— App and web page records —
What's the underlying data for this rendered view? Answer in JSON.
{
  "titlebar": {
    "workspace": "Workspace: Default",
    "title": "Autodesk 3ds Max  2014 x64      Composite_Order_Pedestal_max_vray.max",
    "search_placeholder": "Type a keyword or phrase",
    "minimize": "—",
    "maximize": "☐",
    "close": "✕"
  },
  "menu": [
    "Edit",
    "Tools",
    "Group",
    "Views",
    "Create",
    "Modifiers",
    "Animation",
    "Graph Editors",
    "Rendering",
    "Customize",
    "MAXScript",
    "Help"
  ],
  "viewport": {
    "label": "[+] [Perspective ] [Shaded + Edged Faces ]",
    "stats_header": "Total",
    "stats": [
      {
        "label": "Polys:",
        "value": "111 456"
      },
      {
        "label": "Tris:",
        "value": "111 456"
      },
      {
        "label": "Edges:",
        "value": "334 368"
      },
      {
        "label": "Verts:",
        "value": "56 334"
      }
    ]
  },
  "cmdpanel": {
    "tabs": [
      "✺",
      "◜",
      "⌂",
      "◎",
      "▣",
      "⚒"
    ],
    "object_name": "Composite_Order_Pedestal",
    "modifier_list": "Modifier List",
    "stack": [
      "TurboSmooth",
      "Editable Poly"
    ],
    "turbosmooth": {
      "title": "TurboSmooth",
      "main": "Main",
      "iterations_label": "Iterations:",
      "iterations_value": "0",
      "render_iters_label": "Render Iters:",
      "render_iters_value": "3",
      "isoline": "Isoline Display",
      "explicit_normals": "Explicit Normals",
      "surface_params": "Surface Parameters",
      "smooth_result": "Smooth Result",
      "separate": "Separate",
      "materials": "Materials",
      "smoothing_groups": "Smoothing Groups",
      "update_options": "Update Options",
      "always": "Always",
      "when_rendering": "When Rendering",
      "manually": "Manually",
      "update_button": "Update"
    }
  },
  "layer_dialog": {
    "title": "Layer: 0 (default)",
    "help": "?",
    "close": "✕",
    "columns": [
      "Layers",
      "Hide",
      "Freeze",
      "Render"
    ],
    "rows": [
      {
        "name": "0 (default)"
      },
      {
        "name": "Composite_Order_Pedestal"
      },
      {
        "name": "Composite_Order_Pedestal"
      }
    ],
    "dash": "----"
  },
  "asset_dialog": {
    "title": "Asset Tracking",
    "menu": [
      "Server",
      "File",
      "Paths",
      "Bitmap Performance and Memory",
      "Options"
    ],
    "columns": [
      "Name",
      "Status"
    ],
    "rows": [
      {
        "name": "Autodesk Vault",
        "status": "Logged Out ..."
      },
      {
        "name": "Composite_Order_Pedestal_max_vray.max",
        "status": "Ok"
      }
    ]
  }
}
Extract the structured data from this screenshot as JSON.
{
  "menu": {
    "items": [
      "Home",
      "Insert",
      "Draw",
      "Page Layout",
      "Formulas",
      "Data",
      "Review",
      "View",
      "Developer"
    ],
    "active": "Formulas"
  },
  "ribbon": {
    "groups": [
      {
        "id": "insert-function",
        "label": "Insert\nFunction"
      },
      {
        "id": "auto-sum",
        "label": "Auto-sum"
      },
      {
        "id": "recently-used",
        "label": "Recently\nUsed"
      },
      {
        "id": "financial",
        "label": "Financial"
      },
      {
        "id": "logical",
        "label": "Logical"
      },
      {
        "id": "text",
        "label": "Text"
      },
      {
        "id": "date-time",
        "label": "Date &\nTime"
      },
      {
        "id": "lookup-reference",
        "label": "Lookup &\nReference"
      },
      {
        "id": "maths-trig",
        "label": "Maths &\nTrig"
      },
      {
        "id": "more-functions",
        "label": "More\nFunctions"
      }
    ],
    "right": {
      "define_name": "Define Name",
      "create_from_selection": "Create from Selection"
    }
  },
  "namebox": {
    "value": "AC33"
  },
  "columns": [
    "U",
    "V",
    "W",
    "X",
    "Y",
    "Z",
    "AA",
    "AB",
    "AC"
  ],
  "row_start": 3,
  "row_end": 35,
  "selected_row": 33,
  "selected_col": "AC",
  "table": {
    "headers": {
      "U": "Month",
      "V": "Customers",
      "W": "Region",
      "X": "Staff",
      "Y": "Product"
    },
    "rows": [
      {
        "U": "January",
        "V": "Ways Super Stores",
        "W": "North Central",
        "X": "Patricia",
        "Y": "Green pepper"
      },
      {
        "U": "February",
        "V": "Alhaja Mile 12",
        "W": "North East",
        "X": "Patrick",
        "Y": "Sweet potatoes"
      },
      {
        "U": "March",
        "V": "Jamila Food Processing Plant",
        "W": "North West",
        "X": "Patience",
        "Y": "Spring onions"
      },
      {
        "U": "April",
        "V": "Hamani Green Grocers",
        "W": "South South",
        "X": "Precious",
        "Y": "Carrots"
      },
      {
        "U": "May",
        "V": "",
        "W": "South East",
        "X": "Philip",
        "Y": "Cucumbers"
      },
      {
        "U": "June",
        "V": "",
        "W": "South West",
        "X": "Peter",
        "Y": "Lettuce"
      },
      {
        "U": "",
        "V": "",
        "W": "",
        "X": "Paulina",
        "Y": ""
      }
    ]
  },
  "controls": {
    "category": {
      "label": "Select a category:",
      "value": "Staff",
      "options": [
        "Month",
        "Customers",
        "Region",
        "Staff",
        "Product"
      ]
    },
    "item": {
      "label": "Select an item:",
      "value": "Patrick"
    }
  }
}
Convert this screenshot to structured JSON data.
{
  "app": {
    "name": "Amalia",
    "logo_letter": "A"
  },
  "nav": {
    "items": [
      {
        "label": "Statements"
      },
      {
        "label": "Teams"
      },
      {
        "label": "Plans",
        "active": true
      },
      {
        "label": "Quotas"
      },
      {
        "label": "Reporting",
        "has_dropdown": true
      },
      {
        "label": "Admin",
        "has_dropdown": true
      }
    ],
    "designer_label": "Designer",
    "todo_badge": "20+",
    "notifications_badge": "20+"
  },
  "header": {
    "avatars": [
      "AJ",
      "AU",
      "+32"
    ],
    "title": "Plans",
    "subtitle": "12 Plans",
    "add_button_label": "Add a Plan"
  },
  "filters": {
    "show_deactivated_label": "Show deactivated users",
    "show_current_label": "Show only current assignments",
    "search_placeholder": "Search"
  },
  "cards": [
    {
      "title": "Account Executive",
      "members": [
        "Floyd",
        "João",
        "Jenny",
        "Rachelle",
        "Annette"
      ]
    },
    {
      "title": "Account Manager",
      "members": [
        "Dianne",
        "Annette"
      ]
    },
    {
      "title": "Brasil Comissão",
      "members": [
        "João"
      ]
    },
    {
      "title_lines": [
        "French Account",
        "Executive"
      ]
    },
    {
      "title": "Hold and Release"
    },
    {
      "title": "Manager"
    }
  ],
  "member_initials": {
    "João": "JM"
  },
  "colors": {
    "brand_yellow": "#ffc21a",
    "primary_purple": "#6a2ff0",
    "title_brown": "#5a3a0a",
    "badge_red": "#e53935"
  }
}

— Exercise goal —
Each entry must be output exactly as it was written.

— Solution to the exercise —
What's the underlying data for this rendered view? Answer in JSON.
{
  "titlebar": {
    "workspace": "Workspace: Default",
    "title": "Autodesk 3ds Max  2014 x64      Composite_Order_Pedestal_max_vray.max",
    "search_placeholder": "Type a keyword or phrase",
    "minimize": "—",
    "maximize": "☐",
    "close": "✕"
  },
  "menu": [
    "Edit",
    "Tools",
    "Group",
    "Views",
    "Create",
    "Modifiers",
    "Animation",
    "Graph Editors",
    "Rendering",
    "Customize",
    "MAXScript",
    "Help"
  ],
  "viewport": {
    "label": "[+] [Perspective ] [Shaded + Edged Faces ]",
    "stats_header": "Total",
    "stats": [
      {
        "label": "Polys:",
        "value": "111 456"
      },
      {
        "label": "Tris:",
        "value": "111 456"
      },
      {
        "label": "Edges:",
        "value": "334 368"
      },
      {
        "label": "Verts:",
        "value": "56 334"
      }
    ]
  },
  "cmdpanel": {
    "tabs": [
      "✺",
      "◜",
      "⌂",
      "◎",
      "▣",
      "⚒"
    ],
    "object_name": "Composite_Order_Pedestal",
    "modifier_list": "Modifier List",
    "stack": [
      "TurboSmooth",
      "Editable Poly"
    ],
    "turbosmooth": {
      "title": "TurboSmooth",
      "main": "Main",
      "iterations_label": "Iterations:",
      "iterations_value": "0",
      "render_iters_label": "Render Iters:",
      "render_iters_value": "3",
      "isoline": "Isoline Display",
      "explicit_normals": "Explicit Normals",
      "surface_params": "Surface Parameters",
      "smooth_result": "Smooth Result",
      "separate": "Separate",
      "materials": "Materials",
      "smoothing_groups": "Smoothing Groups",
      "update_options": "Update Options",
      "always": "Always",
      "when_rendering": "When Rendering",
      "manually": "Manually",
      "update_button": "Update"
    }
  },
  "layer_dialog": {
    "title": "Layer: 0 (default)",
    "help": "?",
    "close": "✕",
    "columns": [
      "Layers",
      "Hide",
      "Freeze",
      "Render"
    ],
    "rows": [
      {
        "name": "0 (default)"
      },
      {
        "name": "Composite_Order_Pedestal"
      },
      {
        "name": "Composite_Order_Pedestal"
      }
    ],
    "dash": "----"
  },
  "asset_dialog": {
    "title": "Asset Tracking",
    "menu": [
      "Server",
      "File",
      "Paths",
      "Bitmap Performance and Memory",
      "Options"
    ],
    "columns": [
      "Name",
      "Status"
    ],
    "rows": [
      {
        "name": "Autodesk Vault",
        "status": "Logged Out ..."
      },
      {
        "name": "Composite_Order_Pedestal_max_vray.max",
        "status": "Ok"
      }
    ]
  }
}
Extract the structured data from this screenshot as JSON.
{
  "menu": {
    "items": [
      "Home",
      "Insert",
      "Draw",
      "Page Layout",
      "Formulas",
      "Data",
      "Review",
      "View",
      "Developer"
    ],
    "active": "Formulas"
  },
  "ribbon": {
    "groups": [
      {
        "id": "insert-function",
        "label": "Insert\nFunction"
      },
      {
        "id": "auto-sum",
        "label": "Auto-sum"
      },
      {
        "id": "recently-used",
        "label": "Recently\nUsed"
      },
      {
        "id": "financial",
        "label": "Financial"
      },
      {
        "id": "logical",
        "label": "Logical"
      },
      {
        "id": "text",
        "label": "Text"
      },
      {
        "id": "date-time",
        "label": "Date &\nTime"
      },
      {
        "id": "lookup-reference",
        "label": "Lookup &\nReference"
      },
      {
        "id": "maths-trig",
        "label": "Maths &\nTrig"
      },
      {
        "id": "more-functions",
        "label": "More\nFunctions"
      }
    ],
    "right": {
      "define_name": "Define Name",
      "create_from_selection": "Create from Selection"
    }
  },
  "namebox": {
    "value": "AC33"
  },
  "columns": [
    "U",
    "V",
    "W",
    "X",
    "Y",
    "Z",
    "AA",
    "AB",
    "AC"
  ],
  "row_start": 3,
  "row_end": 35,
  "selected_row": 33,
  "selected_col": "AC",
  "table": {
    "headers": {
      "U": "Month",
      "V": "Customers",
      "W": "Region",
      "X": "Staff",
      "Y": "Product"
    },
    "rows": [
      {
        "U": "January",
        "V": "Ways Super Stores",
        "W": "North Central",
        "X": "Patricia",
        "Y": "Green pepper"
      },
      {
        "U": "February",
        "V": "Alhaja Mile 12",
        "W": "North East",
        "X": "Patrick",
        "Y": "Sweet potatoes"
      },
      {
        "U": "March",
        "V": "Jamila Food Processing Plant",
        "W": "North West",
        "X": "Patience",
        "Y": "Spring onions"
      },
      {
        "U": "April",
        "V": "Hamani Green Grocers",
        "W": "South South",
        "X": "Precious",
        "Y": "Carrots"
      },
      {
        "U": "May",
        "V": "",
        "W": "South East",
        "X": "Philip",
        "Y": "Cucumbers"
      },
      {
        "U": "June",
        "V": "",
        "W": "South West",
        "X": "Peter",
        "Y": "Lettuce"
      },
      {
        "U": "",
        "V": "",
        "W": "",
        "X": "Paulina",
        "Y": ""
      }
    ]
  },
  "controls": {
    "category": {
      "label": "Select a category:",
      "value": "Staff",
      "options": [
        "Month",
        "Customers",
        "Region",
        "Staff",
        "Product"
      ]
    },
    "item": {
      "label": "Select an item:",
      "value": "Patrick"
    }
  }
}
Convert this screenshot to structured JSON data.
{
  "app": {
    "name": "Amalia",
    "logo_letter": "A"
  },
  "nav": {
    "items": [
      {
        "label": "Statements"
      },
      {
        "label": "Teams"
      },
      {
        "label": "Plans",
        "active": true
      },
      {
        "label": "Quotas"
      },
      {
        "label": "Reporting",
        "has_dropdown": true
      },
      {
        "label": "Admin",
        "has_dropdown": true
      }
    ],
    "designer_label": "Designer",
    "todo_badge": "20+",
    "notifications_badge": "20+"
  },
  "header": {
    "avatars": [
      "AJ",
      "AU",
      "+32"
    ],
    "title": "Plans",
    "subtitle": "12 Plans",
    "add_button_label": "Add a Plan"
  },
  "filters": {
    "show_deactivated_label": "Show deactivated users",
    "show_current_label": "Show only current assignments",
    "search_placeholder": "Search"
  },
  "cards": [
    {
      "title": "Account Executive",
      "members": [
        "Floyd",
        "João",
        "Jenny",
        "Rachelle",
        "Annette"
      ]
    },
    {
      "title": "Account Manager",
      "members": [
        "Dianne",
        "Annette"
      ]
    },
    {
      "title": "Brasil Comissão",
      "members": [
        "João"
      ]
    },
    {
      "title_lines": [
        "French Account",
        "Executive"
      ]
    },
    {
      "title": "Hold and Release"
    },
    {
      "title": "Manager"
    }
  ],
  "member_initials": {
    "João": "JM"
  },
  "colors": {
    "brand_yellow": "#ffc21a",
    "primary_purple": "#6a2ff0",
    "title_brown": "#5a3a0a",
    "badge_red": "#e53935"
  }
}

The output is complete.